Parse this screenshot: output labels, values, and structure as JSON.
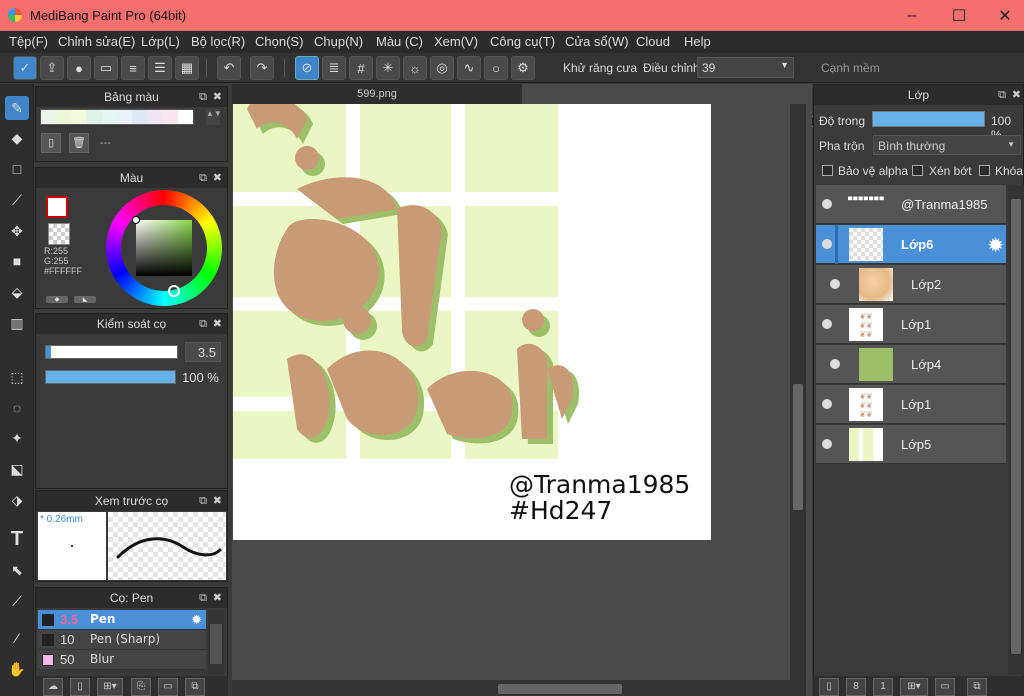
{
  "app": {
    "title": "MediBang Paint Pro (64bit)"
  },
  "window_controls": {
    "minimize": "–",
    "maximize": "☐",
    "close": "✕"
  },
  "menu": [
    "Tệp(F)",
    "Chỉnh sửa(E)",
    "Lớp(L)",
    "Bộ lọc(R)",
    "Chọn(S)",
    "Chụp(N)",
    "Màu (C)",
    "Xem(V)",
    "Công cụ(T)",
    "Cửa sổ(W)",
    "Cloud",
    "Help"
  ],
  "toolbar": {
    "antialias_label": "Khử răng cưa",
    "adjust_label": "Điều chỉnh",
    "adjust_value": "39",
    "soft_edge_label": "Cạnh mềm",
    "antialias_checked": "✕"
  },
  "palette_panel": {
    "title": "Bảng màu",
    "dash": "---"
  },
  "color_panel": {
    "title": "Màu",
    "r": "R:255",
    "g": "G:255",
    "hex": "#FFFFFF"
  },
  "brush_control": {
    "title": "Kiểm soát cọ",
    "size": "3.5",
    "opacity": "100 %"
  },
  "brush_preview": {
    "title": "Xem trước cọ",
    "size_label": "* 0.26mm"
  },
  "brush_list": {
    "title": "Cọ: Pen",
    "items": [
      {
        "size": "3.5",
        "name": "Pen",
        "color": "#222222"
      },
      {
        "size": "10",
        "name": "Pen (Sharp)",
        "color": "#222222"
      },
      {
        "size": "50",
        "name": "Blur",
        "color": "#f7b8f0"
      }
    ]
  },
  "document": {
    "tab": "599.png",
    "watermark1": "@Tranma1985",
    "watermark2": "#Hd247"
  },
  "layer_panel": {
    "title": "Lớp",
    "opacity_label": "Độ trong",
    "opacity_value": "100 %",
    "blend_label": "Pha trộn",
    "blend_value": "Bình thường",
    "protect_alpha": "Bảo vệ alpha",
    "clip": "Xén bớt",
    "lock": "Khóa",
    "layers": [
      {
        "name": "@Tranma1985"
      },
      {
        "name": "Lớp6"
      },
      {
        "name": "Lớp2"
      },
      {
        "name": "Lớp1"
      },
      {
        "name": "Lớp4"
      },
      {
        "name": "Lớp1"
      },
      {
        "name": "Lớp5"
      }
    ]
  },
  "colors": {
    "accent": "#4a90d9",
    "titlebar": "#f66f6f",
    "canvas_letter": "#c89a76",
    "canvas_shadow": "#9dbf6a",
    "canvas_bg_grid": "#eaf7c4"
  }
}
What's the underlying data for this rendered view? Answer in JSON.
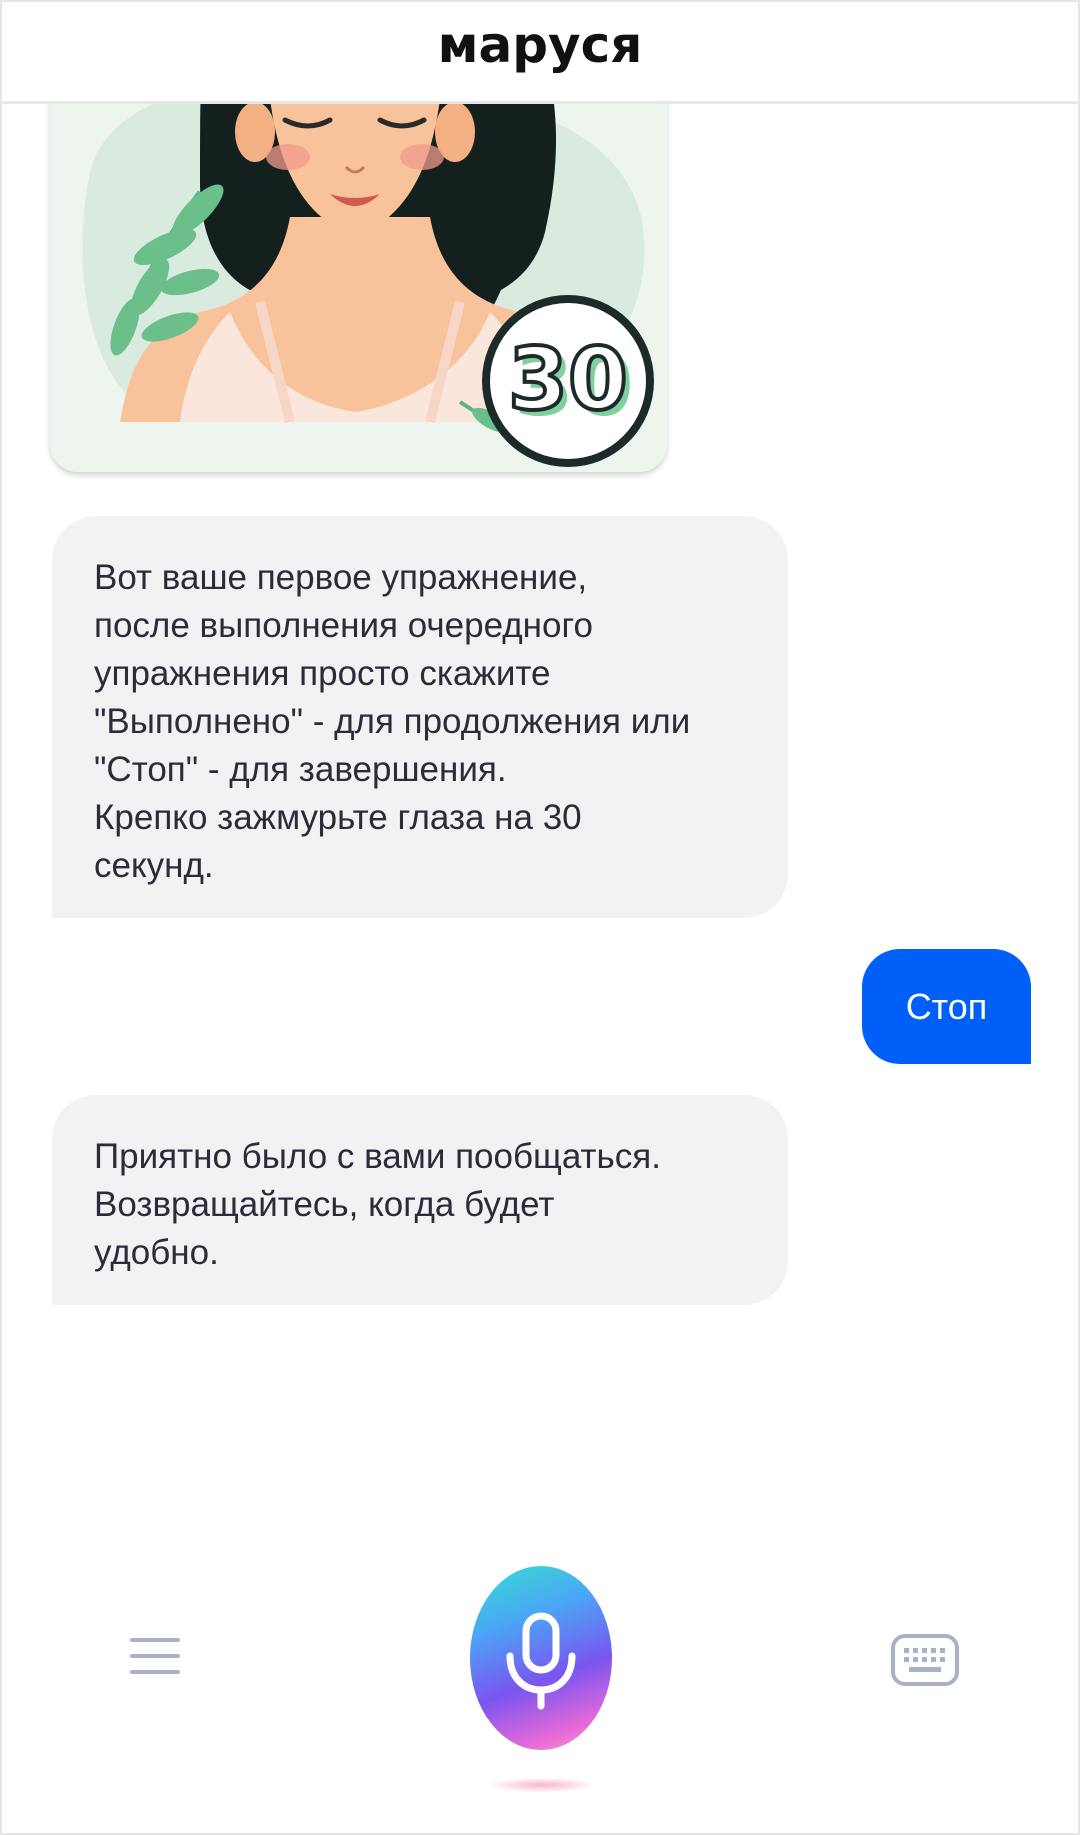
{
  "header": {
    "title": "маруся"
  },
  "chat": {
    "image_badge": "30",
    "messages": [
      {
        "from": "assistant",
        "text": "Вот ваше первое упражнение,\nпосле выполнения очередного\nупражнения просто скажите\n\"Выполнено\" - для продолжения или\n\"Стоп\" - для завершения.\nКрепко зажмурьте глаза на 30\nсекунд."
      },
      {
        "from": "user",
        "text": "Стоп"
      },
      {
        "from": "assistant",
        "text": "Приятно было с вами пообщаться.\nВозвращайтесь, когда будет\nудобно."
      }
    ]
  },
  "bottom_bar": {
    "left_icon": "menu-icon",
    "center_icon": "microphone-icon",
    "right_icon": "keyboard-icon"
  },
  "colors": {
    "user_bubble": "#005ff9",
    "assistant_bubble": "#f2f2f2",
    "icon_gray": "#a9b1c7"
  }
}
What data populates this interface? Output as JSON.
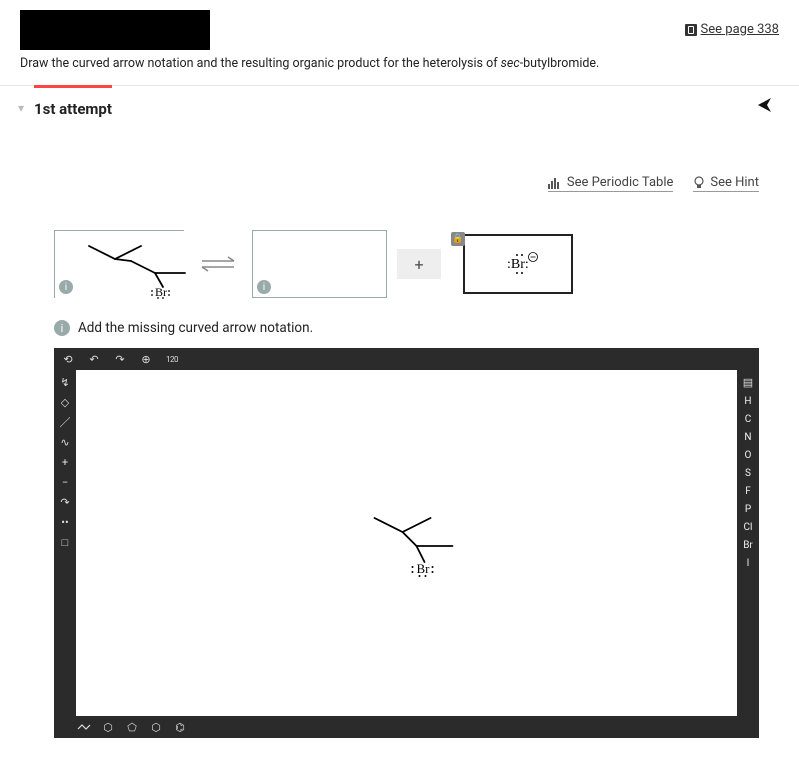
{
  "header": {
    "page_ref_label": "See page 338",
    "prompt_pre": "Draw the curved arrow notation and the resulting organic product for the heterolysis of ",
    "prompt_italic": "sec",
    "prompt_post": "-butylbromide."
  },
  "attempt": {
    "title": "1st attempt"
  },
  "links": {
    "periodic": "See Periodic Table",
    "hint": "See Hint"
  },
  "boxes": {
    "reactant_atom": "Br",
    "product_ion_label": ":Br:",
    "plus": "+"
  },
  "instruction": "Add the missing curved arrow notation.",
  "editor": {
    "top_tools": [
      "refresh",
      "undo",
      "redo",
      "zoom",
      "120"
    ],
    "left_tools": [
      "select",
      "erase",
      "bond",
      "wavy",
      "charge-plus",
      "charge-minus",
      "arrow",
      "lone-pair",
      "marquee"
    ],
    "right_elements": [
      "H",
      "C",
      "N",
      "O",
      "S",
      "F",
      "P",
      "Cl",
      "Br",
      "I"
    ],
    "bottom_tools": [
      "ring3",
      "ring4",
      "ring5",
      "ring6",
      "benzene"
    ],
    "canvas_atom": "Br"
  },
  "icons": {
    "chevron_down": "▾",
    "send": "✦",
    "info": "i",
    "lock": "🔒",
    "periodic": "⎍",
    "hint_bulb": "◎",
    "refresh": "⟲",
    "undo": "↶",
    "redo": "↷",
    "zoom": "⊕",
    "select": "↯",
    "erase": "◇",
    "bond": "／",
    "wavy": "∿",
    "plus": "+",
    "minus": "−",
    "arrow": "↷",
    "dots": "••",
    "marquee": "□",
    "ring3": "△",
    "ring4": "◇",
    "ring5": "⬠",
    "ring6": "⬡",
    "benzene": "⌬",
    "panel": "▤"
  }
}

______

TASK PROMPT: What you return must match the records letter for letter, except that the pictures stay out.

ANSWER TO THIS PROBLEM:
Parse this screenshot: output labels, values, and structure as JSON.
{
  "app": {
    "title": "MediBang Paint Pro (64bit)"
  },
  "window_controls": {
    "minimize": "–",
    "maximize": "☐",
    "close": "✕"
  },
  "menu": [
    "Tệp(F)",
    "Chỉnh sửa(E)",
    "Lớp(L)",
    "Bộ lọc(R)",
    "Chọn(S)",
    "Chụp(N)",
    "Màu (C)",
    "Xem(V)",
    "Công cụ(T)",
    "Cửa sổ(W)",
    "Cloud",
    "Help"
  ],
  "toolbar": {
    "antialias_label": "Khử răng cưa",
    "adjust_label": "Điều chỉnh",
    "adjust_value": "39",
    "soft_edge_label": "Cạnh mềm",
    "antialias_checked": "✕"
  },
  "palette_panel": {
    "title": "Bảng màu",
    "dash": "---"
  },
  "color_panel": {
    "title": "Màu",
    "r": "R:255",
    "g": "G:255",
    "hex": "#FFFFFF"
  },
  "brush_control": {
    "title": "Kiểm soát cọ",
    "size": "3.5",
    "opacity": "100 %"
  },
  "brush_preview": {
    "title": "Xem trước cọ",
    "size_label": "* 0.26mm"
  },
  "brush_list": {
    "title": "Cọ: Pen",
    "items": [
      {
        "size": "3.5",
        "name": "Pen",
        "color": "#222222"
      },
      {
        "size": "10",
        "name": "Pen (Sharp)",
        "color": "#222222"
      },
      {
        "size": "50",
        "name": "Blur",
        "color": "#f7b8f0"
      }
    ]
  },
  "document": {
    "tab": "599.png",
    "watermark1": "@Tranma1985",
    "watermark2": "#Hd247"
  },
  "layer_panel": {
    "title": "Lớp",
    "opacity_label": "Độ trong",
    "opacity_value": "100 %",
    "blend_label": "Pha trộn",
    "blend_value": "Bình thường",
    "protect_alpha": "Bảo vệ alpha",
    "clip": "Xén bớt",
    "lock": "Khóa",
    "layers": [
      {
        "name": "@Tranma1985"
      },
      {
        "name": "Lớp6"
      },
      {
        "name": "Lớp2"
      },
      {
        "name": "Lớp1"
      },
      {
        "name": "Lớp4"
      },
      {
        "name": "Lớp1"
      },
      {
        "name": "Lớp5"
      }
    ]
  },
  "colors": {
    "accent": "#4a90d9",
    "titlebar": "#f66f6f",
    "canvas_letter": "#c89a76",
    "canvas_shadow": "#9dbf6a",
    "canvas_bg_grid": "#eaf7c4"
  }
}
What's the underlying data for this rendered view? Answer in JSON.
{
  "header": {
    "title": "маруся"
  },
  "chat": {
    "image_badge": "30",
    "messages": [
      {
        "from": "assistant",
        "text": "Вот ваше первое упражнение,\nпосле выполнения очередного\nупражнения просто скажите\n\"Выполнено\" - для продолжения или\n\"Стоп\" - для завершения.\nКрепко зажмурьте глаза на 30\nсекунд."
      },
      {
        "from": "user",
        "text": "Стоп"
      },
      {
        "from": "assistant",
        "text": "Приятно было с вами пообщаться.\nВозвращайтесь, когда будет\nудобно."
      }
    ]
  },
  "bottom_bar": {
    "left_icon": "menu-icon",
    "center_icon": "microphone-icon",
    "right_icon": "keyboard-icon"
  },
  "colors": {
    "user_bubble": "#005ff9",
    "assistant_bubble": "#f2f2f2",
    "icon_gray": "#a9b1c7"
  }
}
What data populates this interface? Output as JSON.
{
  "header": {
    "page_ref_label": "See page 338",
    "prompt_pre": "Draw the curved arrow notation and the resulting organic product for the heterolysis of ",
    "prompt_italic": "sec",
    "prompt_post": "-butylbromide."
  },
  "attempt": {
    "title": "1st attempt"
  },
  "links": {
    "periodic": "See Periodic Table",
    "hint": "See Hint"
  },
  "boxes": {
    "reactant_atom": "Br",
    "product_ion_label": ":Br:",
    "plus": "+"
  },
  "instruction": "Add the missing curved arrow notation.",
  "editor": {
    "top_tools": [
      "refresh",
      "undo",
      "redo",
      "zoom",
      "120"
    ],
    "left_tools": [
      "select",
      "erase",
      "bond",
      "wavy",
      "charge-plus",
      "charge-minus",
      "arrow",
      "lone-pair",
      "marquee"
    ],
    "right_elements": [
      "H",
      "C",
      "N",
      "O",
      "S",
      "F",
      "P",
      "Cl",
      "Br",
      "I"
    ],
    "bottom_tools": [
      "ring3",
      "ring4",
      "ring5",
      "ring6",
      "benzene"
    ],
    "canvas_atom": "Br"
  },
  "icons": {
    "chevron_down": "▾",
    "send": "✦",
    "info": "i",
    "lock": "🔒",
    "periodic": "⎍",
    "hint_bulb": "◎",
    "refresh": "⟲",
    "undo": "↶",
    "redo": "↷",
    "zoom": "⊕",
    "select": "↯",
    "erase": "◇",
    "bond": "／",
    "wavy": "∿",
    "plus": "+",
    "minus": "−",
    "arrow": "↷",
    "dots": "••",
    "marquee": "□",
    "ring3": "△",
    "ring4": "◇",
    "ring5": "⬠",
    "ring6": "⬡",
    "benzene": "⌬",
    "panel": "▤"
  }
}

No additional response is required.